Commons Speaker John Bercow has faced down his critics by insisting that he has "no intention of going anywhere".
Mr Bercow was elected in June 2009 and promised to only serve for nine years, a commitment he has since reneged on.
As the ninth anniversary of his election passed, Mr Bercow told a reception in Speaker's House at the Palace of Westminster: "Notwithstanding occasional rumours to the contrary, I have got absolutely no intention of going anywhere."
Mr Bercow first took the Speaker's chair on June 22 2009, promising to serve "no more than nine years in total".
He abandoned that commitment ahead of the 2017 snap election but allegations of bullying by former members of his staff - denied by the Speaker - have led to fresh calls for him to quit.
At a reception for campaigners tackling homophobia in sport, Mr Bercow said: "It is a huge privilege to serve as Speaker, but not just so I can say to my grandchildren that I one day served as Speaker, I have always wanted this job in order to try to make a difference to the effective operation of the House of Commons as a legislature."

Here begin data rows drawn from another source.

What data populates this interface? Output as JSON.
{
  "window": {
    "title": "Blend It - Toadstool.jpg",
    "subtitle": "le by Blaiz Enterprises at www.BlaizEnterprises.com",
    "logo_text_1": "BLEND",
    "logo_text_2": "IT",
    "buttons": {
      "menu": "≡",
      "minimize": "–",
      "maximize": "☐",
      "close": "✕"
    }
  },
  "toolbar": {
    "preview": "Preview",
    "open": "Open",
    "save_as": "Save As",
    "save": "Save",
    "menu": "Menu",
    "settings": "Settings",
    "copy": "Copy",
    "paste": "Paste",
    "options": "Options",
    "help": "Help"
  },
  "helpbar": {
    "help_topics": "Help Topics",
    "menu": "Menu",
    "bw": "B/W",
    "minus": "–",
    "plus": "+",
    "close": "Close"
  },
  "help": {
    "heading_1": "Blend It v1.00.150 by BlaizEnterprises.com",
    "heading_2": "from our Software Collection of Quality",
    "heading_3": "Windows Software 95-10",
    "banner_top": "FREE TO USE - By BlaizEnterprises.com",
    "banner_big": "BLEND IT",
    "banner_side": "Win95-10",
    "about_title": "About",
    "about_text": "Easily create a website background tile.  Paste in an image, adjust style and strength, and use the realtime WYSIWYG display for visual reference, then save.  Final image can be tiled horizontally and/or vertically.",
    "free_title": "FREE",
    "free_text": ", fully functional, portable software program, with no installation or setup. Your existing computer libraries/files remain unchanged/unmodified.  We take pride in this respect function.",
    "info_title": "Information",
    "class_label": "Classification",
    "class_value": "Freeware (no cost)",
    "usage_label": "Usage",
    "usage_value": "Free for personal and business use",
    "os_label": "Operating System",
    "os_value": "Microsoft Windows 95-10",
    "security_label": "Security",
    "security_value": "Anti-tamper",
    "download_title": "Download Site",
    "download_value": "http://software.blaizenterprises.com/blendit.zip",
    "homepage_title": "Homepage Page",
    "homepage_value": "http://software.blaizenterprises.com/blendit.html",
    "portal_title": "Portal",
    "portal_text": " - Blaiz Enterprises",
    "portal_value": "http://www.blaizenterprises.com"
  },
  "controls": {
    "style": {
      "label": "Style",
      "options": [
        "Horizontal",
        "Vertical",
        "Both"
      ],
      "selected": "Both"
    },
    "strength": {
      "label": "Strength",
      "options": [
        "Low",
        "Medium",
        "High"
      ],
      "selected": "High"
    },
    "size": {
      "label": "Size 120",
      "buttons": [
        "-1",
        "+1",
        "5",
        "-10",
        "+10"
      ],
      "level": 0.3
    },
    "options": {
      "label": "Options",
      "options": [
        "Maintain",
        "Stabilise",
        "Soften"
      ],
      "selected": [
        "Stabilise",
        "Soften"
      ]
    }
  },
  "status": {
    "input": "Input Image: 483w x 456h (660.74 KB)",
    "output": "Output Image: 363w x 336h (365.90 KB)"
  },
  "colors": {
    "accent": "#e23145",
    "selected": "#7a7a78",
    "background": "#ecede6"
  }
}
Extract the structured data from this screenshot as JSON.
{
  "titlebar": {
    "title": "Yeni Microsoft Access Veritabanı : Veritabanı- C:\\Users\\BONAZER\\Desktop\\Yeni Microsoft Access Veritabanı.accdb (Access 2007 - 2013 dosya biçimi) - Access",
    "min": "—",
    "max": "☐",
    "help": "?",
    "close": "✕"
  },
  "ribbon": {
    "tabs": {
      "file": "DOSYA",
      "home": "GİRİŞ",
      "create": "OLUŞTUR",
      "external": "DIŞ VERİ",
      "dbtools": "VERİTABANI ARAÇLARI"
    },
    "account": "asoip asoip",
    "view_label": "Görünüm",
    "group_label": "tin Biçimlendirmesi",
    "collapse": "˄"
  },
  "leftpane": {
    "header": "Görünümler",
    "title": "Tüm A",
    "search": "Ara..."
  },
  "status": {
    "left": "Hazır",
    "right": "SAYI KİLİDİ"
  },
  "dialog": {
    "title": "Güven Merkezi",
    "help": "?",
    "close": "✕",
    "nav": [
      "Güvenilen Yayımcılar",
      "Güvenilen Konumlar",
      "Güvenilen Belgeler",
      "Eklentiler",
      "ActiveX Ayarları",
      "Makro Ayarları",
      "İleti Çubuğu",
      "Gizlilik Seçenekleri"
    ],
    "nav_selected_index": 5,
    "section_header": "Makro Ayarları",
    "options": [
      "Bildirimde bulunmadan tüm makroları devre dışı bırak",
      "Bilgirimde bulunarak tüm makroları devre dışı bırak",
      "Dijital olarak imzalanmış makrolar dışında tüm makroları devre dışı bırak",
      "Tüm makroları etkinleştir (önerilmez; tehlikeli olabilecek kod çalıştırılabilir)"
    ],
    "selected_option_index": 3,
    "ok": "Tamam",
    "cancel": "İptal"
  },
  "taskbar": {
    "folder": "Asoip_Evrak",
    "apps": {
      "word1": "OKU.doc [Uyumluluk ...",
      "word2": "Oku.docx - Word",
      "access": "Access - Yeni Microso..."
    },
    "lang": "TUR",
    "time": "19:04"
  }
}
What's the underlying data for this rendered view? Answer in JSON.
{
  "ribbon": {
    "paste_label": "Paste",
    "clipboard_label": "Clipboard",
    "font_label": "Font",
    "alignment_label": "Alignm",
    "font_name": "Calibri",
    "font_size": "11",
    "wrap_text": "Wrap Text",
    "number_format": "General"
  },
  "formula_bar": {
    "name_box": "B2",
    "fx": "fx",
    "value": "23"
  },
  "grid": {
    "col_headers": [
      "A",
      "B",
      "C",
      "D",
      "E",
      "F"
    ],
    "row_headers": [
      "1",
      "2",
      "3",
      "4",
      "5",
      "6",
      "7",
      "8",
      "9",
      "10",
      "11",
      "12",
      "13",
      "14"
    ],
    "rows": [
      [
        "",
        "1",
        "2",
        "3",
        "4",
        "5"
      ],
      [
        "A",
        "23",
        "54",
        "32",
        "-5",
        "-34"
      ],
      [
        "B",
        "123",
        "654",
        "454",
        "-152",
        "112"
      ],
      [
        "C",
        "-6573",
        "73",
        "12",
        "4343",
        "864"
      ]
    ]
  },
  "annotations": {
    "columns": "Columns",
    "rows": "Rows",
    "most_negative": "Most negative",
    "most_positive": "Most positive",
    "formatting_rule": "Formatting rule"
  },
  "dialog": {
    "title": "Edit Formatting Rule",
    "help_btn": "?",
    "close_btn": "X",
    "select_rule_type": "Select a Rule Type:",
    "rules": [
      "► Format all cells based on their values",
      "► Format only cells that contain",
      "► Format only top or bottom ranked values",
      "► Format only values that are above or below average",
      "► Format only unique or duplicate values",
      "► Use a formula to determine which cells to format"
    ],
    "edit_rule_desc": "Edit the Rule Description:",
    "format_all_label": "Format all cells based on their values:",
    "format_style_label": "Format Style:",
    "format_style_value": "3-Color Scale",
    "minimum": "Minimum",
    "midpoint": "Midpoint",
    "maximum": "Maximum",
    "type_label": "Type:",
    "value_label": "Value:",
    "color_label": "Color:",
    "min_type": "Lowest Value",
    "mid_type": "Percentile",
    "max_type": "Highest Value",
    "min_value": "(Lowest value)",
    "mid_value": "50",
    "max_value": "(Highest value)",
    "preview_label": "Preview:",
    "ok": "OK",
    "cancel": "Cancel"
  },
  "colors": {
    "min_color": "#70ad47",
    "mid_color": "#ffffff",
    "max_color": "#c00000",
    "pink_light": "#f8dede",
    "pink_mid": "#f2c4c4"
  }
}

Defending his record, he said he had injected a "greater urgency into our proceedings" by making sure the Government "is properly held to account, is questioned, is probed, is scrutinised, is challenged, is contradicted where necessary".
But he added: "I have always felt outside the chamber there is a role for the Speaker as a facilitator of, and a trailblazer, for cultural change across the parliamentary estate."
Tory MP James Duddridge, a prominent critic of the Speaker, said he had broken his word to stand down.
"He really is a dishonourable man," Mr Duddridge told the Press Association.
"It's not him who chooses whether he goes on, it will be the House that ultimately decides his future if he is going to go back on his word."